### Work required
Every line of the data is to be reproduced exactly.

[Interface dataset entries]

----------

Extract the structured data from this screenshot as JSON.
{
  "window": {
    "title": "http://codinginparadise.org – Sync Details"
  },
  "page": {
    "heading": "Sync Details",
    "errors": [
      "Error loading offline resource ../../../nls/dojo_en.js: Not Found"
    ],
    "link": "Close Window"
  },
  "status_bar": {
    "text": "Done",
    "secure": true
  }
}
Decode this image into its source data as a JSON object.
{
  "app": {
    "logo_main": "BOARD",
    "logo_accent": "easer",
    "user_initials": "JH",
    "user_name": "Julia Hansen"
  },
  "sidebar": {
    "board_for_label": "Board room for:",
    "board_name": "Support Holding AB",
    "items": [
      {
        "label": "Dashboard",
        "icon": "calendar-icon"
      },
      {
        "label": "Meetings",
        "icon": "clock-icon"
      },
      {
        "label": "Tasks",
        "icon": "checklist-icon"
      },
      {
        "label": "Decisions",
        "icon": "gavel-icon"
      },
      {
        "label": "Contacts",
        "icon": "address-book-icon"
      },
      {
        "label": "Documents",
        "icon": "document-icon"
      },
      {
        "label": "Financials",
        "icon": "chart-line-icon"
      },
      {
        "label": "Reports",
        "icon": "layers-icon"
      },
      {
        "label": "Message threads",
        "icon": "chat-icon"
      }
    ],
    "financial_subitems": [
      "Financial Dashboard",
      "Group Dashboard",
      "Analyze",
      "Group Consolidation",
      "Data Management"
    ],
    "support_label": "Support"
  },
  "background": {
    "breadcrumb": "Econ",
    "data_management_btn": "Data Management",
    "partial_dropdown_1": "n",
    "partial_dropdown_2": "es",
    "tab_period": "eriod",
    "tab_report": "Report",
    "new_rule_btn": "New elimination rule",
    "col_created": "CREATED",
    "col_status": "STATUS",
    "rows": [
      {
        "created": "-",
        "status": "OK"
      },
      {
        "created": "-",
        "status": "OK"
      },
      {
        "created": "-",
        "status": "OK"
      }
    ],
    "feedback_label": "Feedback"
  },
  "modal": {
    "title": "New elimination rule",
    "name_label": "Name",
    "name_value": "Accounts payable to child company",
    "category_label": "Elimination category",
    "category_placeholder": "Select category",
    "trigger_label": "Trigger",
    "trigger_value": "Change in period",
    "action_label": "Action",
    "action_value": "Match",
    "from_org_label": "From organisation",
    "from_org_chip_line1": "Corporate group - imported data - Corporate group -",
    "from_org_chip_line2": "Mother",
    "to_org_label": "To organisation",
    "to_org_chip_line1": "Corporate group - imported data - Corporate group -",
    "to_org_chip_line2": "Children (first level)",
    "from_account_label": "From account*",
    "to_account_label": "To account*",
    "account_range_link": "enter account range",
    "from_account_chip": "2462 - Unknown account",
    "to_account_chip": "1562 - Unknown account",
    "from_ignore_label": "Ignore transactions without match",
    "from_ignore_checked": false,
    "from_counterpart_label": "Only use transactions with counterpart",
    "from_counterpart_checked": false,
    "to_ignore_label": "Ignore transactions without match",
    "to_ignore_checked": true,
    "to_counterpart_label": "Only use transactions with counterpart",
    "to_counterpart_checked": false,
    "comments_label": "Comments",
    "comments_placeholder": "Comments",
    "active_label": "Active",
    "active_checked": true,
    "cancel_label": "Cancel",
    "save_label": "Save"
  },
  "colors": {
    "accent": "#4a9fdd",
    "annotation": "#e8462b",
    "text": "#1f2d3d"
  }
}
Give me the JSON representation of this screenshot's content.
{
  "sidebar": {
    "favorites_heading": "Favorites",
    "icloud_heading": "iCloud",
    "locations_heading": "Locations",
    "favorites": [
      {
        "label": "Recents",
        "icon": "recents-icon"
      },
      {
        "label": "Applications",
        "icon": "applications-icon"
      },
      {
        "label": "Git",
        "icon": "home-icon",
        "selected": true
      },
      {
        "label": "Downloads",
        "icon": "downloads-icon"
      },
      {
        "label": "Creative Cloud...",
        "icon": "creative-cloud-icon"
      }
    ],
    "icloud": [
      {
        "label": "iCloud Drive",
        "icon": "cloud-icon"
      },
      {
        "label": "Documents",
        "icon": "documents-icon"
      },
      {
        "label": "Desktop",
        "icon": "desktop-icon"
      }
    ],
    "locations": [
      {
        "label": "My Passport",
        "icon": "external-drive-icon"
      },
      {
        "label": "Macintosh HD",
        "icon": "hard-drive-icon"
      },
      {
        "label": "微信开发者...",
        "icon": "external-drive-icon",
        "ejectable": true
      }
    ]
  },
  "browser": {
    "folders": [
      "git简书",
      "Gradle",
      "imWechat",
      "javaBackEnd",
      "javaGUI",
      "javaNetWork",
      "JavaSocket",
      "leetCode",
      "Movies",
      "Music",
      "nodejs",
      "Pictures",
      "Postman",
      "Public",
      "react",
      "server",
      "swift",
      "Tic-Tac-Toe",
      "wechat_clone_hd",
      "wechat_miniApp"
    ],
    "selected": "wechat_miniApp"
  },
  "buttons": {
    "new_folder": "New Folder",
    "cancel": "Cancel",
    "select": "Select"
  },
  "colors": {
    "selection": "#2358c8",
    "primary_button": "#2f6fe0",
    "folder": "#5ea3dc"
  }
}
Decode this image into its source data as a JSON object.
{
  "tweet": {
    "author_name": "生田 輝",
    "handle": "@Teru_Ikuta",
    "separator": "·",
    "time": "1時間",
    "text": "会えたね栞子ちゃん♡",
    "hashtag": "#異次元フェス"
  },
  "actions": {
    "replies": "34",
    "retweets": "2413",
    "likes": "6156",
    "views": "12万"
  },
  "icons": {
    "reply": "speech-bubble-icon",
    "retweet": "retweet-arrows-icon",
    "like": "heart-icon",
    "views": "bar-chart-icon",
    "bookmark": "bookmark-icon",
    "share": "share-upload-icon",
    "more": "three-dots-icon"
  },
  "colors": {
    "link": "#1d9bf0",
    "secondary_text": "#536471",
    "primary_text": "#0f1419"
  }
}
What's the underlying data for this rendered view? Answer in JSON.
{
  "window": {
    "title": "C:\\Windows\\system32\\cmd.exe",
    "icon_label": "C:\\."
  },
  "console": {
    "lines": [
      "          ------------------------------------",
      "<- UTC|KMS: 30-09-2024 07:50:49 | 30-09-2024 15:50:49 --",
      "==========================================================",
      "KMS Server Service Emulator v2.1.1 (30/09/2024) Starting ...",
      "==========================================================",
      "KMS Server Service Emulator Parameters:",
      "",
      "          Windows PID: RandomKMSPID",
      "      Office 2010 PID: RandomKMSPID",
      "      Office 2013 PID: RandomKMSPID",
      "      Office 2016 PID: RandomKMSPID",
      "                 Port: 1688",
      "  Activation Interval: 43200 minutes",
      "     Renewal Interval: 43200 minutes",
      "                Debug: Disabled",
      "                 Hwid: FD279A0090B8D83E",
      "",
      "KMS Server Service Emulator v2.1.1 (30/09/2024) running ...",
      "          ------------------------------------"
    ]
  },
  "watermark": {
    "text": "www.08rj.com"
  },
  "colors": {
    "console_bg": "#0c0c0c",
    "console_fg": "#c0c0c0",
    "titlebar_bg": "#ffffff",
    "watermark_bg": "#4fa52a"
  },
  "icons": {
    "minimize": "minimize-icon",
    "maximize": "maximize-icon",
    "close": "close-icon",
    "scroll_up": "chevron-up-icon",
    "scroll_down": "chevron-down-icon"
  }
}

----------

### Answer space
Extract the structured data from this screenshot as JSON.
{
  "window": {
    "title": "http://codinginparadise.org – Sync Details"
  },
  "page": {
    "heading": "Sync Details",
    "errors": [
      "Error loading offline resource ../../../nls/dojo_en.js: Not Found"
    ],
    "link": "Close Window"
  },
  "status_bar": {
    "text": "Done",
    "secure": true
  }
}
Decode this image into its source data as a JSON object.
{
  "app": {
    "logo_main": "BOARD",
    "logo_accent": "easer",
    "user_initials": "JH",
    "user_name": "Julia Hansen"
  },
  "sidebar": {
    "board_for_label": "Board room for:",
    "board_name": "Support Holding AB",
    "items": [
      {
        "label": "Dashboard",
        "icon": "calendar-icon"
      },
      {
        "label": "Meetings",
        "icon": "clock-icon"
      },
      {
        "label": "Tasks",
        "icon": "checklist-icon"
      },
      {
        "label": "Decisions",
        "icon": "gavel-icon"
      },
      {
        "label": "Contacts",
        "icon": "address-book-icon"
      },
      {
        "label": "Documents",
        "icon": "document-icon"
      },
      {
        "label": "Financials",
        "icon": "chart-line-icon"
      },
      {
        "label": "Reports",
        "icon": "layers-icon"
      },
      {
        "label": "Message threads",
        "icon": "chat-icon"
      }
    ],
    "financial_subitems": [
      "Financial Dashboard",
      "Group Dashboard",
      "Analyze",
      "Group Consolidation",
      "Data Management"
    ],
    "support_label": "Support"
  },
  "background": {
    "breadcrumb": "Econ",
    "data_management_btn": "Data Management",
    "partial_dropdown_1": "n",
    "partial_dropdown_2": "es",
    "tab_period": "eriod",
    "tab_report": "Report",
    "new_rule_btn": "New elimination rule",
    "col_created": "CREATED",
    "col_status": "STATUS",
    "rows": [
      {
        "created": "-",
        "status": "OK"
      },
      {
        "created": "-",
        "status": "OK"
      },
      {
        "created": "-",
        "status": "OK"
      }
    ],
    "feedback_label": "Feedback"
  },
  "modal": {
    "title": "New elimination rule",
    "name_label": "Name",
    "name_value": "Accounts payable to child company",
    "category_label": "Elimination category",
    "category_placeholder": "Select category",
    "trigger_label": "Trigger",
    "trigger_value": "Change in period",
    "action_label": "Action",
    "action_value": "Match",
    "from_org_label": "From organisation",
    "from_org_chip_line1": "Corporate group - imported data - Corporate group -",
    "from_org_chip_line2": "Mother",
    "to_org_label": "To organisation",
    "to_org_chip_line1": "Corporate group - imported data - Corporate group -",
    "to_org_chip_line2": "Children (first level)",
    "from_account_label": "From account*",
    "to_account_label": "To account*",
    "account_range_link": "enter account range",
    "from_account_chip": "2462 - Unknown account",
    "to_account_chip": "1562 - Unknown account",
    "from_ignore_label": "Ignore transactions without match",
    "from_ignore_checked": false,
    "from_counterpart_label": "Only use transactions with counterpart",
    "from_counterpart_checked": false,
    "to_ignore_label": "Ignore transactions without match",
    "to_ignore_checked": true,
    "to_counterpart_label": "Only use transactions with counterpart",
    "to_counterpart_checked": false,
    "comments_label": "Comments",
    "comments_placeholder": "Comments",
    "active_label": "Active",
    "active_checked": true,
    "cancel_label": "Cancel",
    "save_label": "Save"
  },
  "colors": {
    "accent": "#4a9fdd",
    "annotation": "#e8462b",
    "text": "#1f2d3d"
  }
}
Give me the JSON representation of this screenshot's content.
{
  "sidebar": {
    "favorites_heading": "Favorites",
    "icloud_heading": "iCloud",
    "locations_heading": "Locations",
    "favorites": [
      {
        "label": "Recents",
        "icon": "recents-icon"
      },
      {
        "label": "Applications",
        "icon": "applications-icon"
      },
      {
        "label": "Git",
        "icon": "home-icon",
        "selected": true
      },
      {
        "label": "Downloads",
        "icon": "downloads-icon"
      },
      {
        "label": "Creative Cloud...",
        "icon": "creative-cloud-icon"
      }
    ],
    "icloud": [
      {
        "label": "iCloud Drive",
        "icon": "cloud-icon"
      },
      {
        "label": "Documents",
        "icon": "documents-icon"
      },
      {
        "label": "Desktop",
        "icon": "desktop-icon"
      }
    ],
    "locations": [
      {
        "label": "My Passport",
        "icon": "external-drive-icon"
      },
      {
        "label": "Macintosh HD",
        "icon": "hard-drive-icon"
      },
      {
        "label": "微信开发者...",
        "icon": "external-drive-icon",
        "ejectable": true
      }
    ]
  },
  "browser": {
    "folders": [
      "git简书",
      "Gradle",
      "imWechat",
      "javaBackEnd",
      "javaGUI",
      "javaNetWork",
      "JavaSocket",
      "leetCode",
      "Movies",
      "Music",
      "nodejs",
      "Pictures",
      "Postman",
      "Public",
      "react",
      "server",
      "swift",
      "Tic-Tac-Toe",
      "wechat_clone_hd",
      "wechat_miniApp"
    ],
    "selected": "wechat_miniApp"
  },
  "buttons": {
    "new_folder": "New Folder",
    "cancel": "Cancel",
    "select": "Select"
  },
  "colors": {
    "selection": "#2358c8",
    "primary_button": "#2f6fe0",
    "folder": "#5ea3dc"
  }
}
Decode this image into its source data as a JSON object.
{
  "tweet": {
    "author_name": "生田 輝",
    "handle": "@Teru_Ikuta",
    "separator": "·",
    "time": "1時間",
    "text": "会えたね栞子ちゃん♡",
    "hashtag": "#異次元フェス"
  },
  "actions": {
    "replies": "34",
    "retweets": "2413",
    "likes": "6156",
    "views": "12万"
  },
  "icons": {
    "reply": "speech-bubble-icon",
    "retweet": "retweet-arrows-icon",
    "like": "heart-icon",
    "views": "bar-chart-icon",
    "bookmark": "bookmark-icon",
    "share": "share-upload-icon",
    "more": "three-dots-icon"
  },
  "colors": {
    "link": "#1d9bf0",
    "secondary_text": "#536471",
    "primary_text": "#0f1419"
  }
}
What's the underlying data for this rendered view? Answer in JSON.
{
  "window": {
    "title": "C:\\Windows\\system32\\cmd.exe",
    "icon_label": "C:\\."
  },
  "console": {
    "lines": [
      "          ------------------------------------",
      "<- UTC|KMS: 30-09-2024 07:50:49 | 30-09-2024 15:50:49 --",
      "==========================================================",
      "KMS Server Service Emulator v2.1.1 (30/09/2024) Starting ...",
      "==========================================================",
      "KMS Server Service Emulator Parameters:",
      "",
      "          Windows PID: RandomKMSPID",
      "      Office 2010 PID: RandomKMSPID",
      "      Office 2013 PID: RandomKMSPID",
      "      Office 2016 PID: RandomKMSPID",
      "                 Port: 1688",
      "  Activation Interval: 43200 minutes",
      "     Renewal Interval: 43200 minutes",
      "                Debug: Disabled",
      "                 Hwid: FD279A0090B8D83E",
      "",
      "KMS Server Service Emulator v2.1.1 (30/09/2024) running ...",
      "          ------------------------------------"
    ]
  },
  "watermark": {
    "text": "www.08rj.com"
  },
  "colors": {
    "console_bg": "#0c0c0c",
    "console_fg": "#c0c0c0",
    "titlebar_bg": "#ffffff",
    "watermark_bg": "#4fa52a"
  },
  "icons": {
    "minimize": "minimize-icon",
    "maximize": "maximize-icon",
    "close": "close-icon",
    "scroll_up": "chevron-up-icon",
    "scroll_down": "chevron-down-icon"
  }
}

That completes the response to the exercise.